Are you building a brand new product or a proof of concept? Are you going to change your mind a lot? Are your requirements rapidly evolving? Will the presentation of the data will be continuously evolved and iterated upon?
If so, GraphQL’s schema-first approach can be very appealing. You can design your GraphQL API to express the data and relationships without having to predict upfront exactly how user-facing applications will consume your data. The application developers can then choose what data they need when they need it. This allows for ease in adding and subtracting application features without having to refactor and redeploy your APIs constantly throughout the product development process.

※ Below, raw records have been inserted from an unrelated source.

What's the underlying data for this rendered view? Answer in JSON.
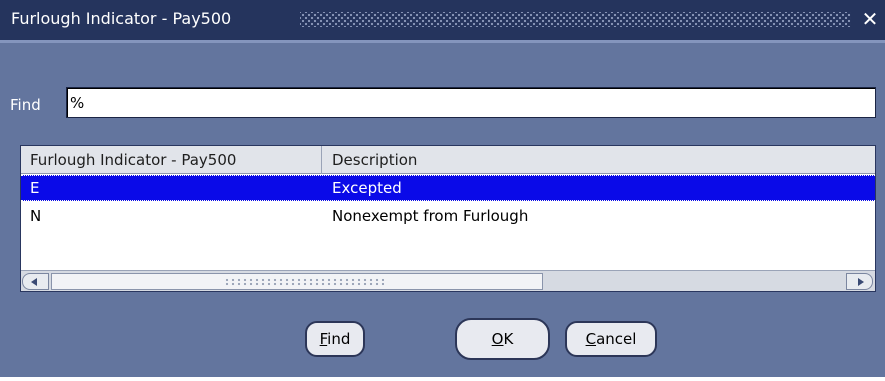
{
  "window": {
    "title": "Furlough Indicator - Pay500",
    "close_label": "✕"
  },
  "find": {
    "label": "Find",
    "value": "%"
  },
  "table": {
    "columns": [
      "Furlough Indicator - Pay500",
      "Description"
    ],
    "rows": [
      {
        "code": "E",
        "description": "Excepted",
        "selected": true
      },
      {
        "code": "N",
        "description": "Nonexempt from Furlough",
        "selected": false
      }
    ]
  },
  "buttons": {
    "find_prefix": "F",
    "find_rest": "ind",
    "ok_prefix": "O",
    "ok_rest": "K",
    "cancel_prefix": "C",
    "cancel_rest": "ancel"
  },
  "colors": {
    "background": "#63759e",
    "titlebar": "#25345d",
    "selection": "#0a0ae8"
  }
}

This can really accelerate your product development process and thereby your speed to market.
Are you building a high-performance mobile app that will be sensitive to bandwidth restrictions and slow connections?

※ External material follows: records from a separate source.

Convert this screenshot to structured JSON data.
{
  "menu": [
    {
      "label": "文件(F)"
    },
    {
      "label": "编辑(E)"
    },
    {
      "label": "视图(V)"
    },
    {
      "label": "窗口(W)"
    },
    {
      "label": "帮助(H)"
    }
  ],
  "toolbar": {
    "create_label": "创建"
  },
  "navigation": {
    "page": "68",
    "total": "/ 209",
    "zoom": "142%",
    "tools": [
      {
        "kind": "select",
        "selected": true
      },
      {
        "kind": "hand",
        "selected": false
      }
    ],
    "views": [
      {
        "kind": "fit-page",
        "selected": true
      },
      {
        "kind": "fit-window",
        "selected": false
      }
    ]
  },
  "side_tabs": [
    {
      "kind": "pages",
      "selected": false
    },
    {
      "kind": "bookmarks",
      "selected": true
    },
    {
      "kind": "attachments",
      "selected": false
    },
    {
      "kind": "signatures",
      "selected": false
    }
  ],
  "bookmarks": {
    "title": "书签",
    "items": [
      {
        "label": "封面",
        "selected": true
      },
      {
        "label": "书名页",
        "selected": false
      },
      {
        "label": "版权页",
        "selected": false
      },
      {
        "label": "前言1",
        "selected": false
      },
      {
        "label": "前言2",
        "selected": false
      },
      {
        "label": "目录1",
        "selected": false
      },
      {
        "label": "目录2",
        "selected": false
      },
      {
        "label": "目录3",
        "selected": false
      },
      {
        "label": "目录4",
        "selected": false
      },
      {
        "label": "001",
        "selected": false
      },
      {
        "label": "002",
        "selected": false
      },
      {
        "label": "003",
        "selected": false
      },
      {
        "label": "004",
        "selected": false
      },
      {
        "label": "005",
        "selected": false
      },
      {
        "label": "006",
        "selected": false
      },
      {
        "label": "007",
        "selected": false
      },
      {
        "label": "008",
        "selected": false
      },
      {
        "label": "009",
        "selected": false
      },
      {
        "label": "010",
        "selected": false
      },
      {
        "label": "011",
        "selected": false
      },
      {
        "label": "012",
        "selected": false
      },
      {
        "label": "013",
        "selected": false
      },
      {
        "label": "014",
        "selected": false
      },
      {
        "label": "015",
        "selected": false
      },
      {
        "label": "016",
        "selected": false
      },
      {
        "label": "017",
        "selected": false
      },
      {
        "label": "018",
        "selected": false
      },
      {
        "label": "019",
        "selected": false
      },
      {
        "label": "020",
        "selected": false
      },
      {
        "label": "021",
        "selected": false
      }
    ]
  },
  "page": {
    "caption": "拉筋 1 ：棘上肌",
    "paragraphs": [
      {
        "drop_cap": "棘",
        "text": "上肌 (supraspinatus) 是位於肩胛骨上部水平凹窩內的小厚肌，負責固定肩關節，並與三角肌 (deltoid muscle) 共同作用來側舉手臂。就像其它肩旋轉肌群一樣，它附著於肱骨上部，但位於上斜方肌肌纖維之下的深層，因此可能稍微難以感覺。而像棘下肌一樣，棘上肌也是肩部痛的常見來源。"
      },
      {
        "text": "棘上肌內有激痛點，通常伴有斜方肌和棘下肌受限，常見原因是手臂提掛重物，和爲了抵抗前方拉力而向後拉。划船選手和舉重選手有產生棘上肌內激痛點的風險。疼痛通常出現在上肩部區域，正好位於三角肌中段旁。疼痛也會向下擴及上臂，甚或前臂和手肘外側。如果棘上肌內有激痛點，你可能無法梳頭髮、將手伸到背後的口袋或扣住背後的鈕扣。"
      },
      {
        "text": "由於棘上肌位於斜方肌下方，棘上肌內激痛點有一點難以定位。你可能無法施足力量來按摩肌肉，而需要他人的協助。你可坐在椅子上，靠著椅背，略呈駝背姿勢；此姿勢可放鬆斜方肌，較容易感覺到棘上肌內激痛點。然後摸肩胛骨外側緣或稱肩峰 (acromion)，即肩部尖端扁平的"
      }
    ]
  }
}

If so, it will be important to optimize what data you retrieve and how you retrieve it. GraphQL offers the client application developer a lot of flexibility when specifying what data needs to be retrieved in a single call. That can mean traversing an object tree from reference to reference in a single call instead of the multiple calls that might be required using REST APIs. And that also means only getting the bits of data that you absolutely need for your app to work. No extra cruft in the response.
Does the same data need to be presented in a variety of different ways throughout the application?

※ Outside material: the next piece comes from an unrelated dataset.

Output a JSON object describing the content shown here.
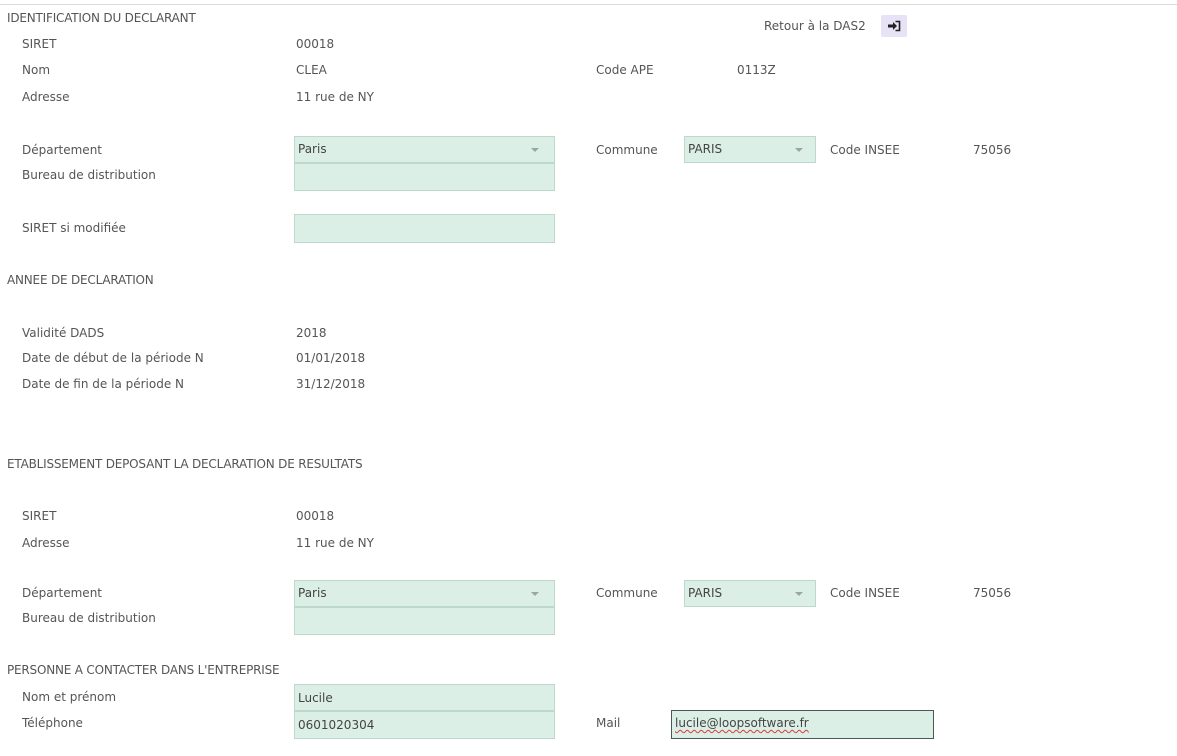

GraphQL provides a client application with an easy way to specify which particular bits of data to retrieve. Likewise, there are good client libraries for caching data so that cached data from one call can potentially fulfill future overlapping data requests.
Are you planning to use a strongly-typed language in your mobile or web application?
If so, that should naturally play well with GraphQL’s emphasis on schema and type definitions. You will likely reap valuable developer efficiency benefits building and maintaining your app.
Are you trafficking in a lot of user-specific data? Is edge-caching (e.g. with a CDN) a lot of unauthenticated content a low priority for your application?
If so, GraphQL might be a good fit. While edge-caching of content is certainly possible with GraphQL, implementing it is slightly more complicated than it would be with REST APIs. This is due to GraphQL’s heavy reliance on the HTTP Post method and on the HTTP 200 response. If edge-caching is not a priority, then you can take advantage of GraphQL’s many merits with little trade-off. If edge-caching is a priority for your application, you can still explore using GraphQL, but just make sure that you address and solve for your caching needs upfront.
This is by no means an exhaustive list of considerations. But if you answered ‘yes’ to a few of these questions, you might want to further explore using GraphQL for your application architecture. GraphQL might be right for you.